Craig Paulson

BC Parks
In its 2016 plan , BC Parks expressed a commitment to accessibility to ensure the outdoor spaces can be enjoyed by people of all abilities. User-based experiences provide valuable perspectives that can inform the range of policies and approaches across all levels of government to support and improve accessibility. The social model of disability shifts the focus away from changing individuals (disabled visitors) in changing the organisation and practices of outdoor spaces  to enable greater accessibility.

In collaboration with SPARC BC, BC Parks conducted an Accessibility Survey of Parking Permit Program clients which was designed to gather insight into the different ways the people with disabilities use and experience the different parks and recreation areas across the Province. Over a 12-month period beginning in May 2017 there were more than 20,000 surveys to permit users across the Province sent. More than 1,900 people completed the survey.

The survey consisted of both closed-ended and open-ended questions, including the questions about the frequency of visits to BC parks, the kind of activities that respondents are involved in when visiting a park, the main barriers to visiting parks, and a distance that respondents are willing to travel to visit a BC park.

Preliminary results of the survey suggest that a significant number of people with activity limitations have not visited a BC park in the last year.
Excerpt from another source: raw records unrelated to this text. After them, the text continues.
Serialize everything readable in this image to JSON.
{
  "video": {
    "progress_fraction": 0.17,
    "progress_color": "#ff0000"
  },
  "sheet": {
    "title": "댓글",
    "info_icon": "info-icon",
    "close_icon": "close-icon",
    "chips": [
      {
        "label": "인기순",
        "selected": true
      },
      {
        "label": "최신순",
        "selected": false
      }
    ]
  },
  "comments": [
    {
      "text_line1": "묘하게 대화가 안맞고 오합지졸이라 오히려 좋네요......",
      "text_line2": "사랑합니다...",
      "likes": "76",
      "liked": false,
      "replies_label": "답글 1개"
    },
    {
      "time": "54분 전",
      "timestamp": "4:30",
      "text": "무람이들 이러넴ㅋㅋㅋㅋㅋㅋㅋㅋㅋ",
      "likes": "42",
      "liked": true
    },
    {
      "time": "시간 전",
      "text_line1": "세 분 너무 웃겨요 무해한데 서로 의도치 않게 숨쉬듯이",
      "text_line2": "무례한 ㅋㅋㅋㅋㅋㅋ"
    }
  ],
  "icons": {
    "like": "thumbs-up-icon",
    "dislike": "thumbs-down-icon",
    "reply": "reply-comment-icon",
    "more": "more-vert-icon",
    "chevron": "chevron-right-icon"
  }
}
Among the most common barriers that participants encounter when trying to access a park are limited transportation options (14.9%), distance (12.2%), cost (13.1%) and inadequate facilities (9.7%).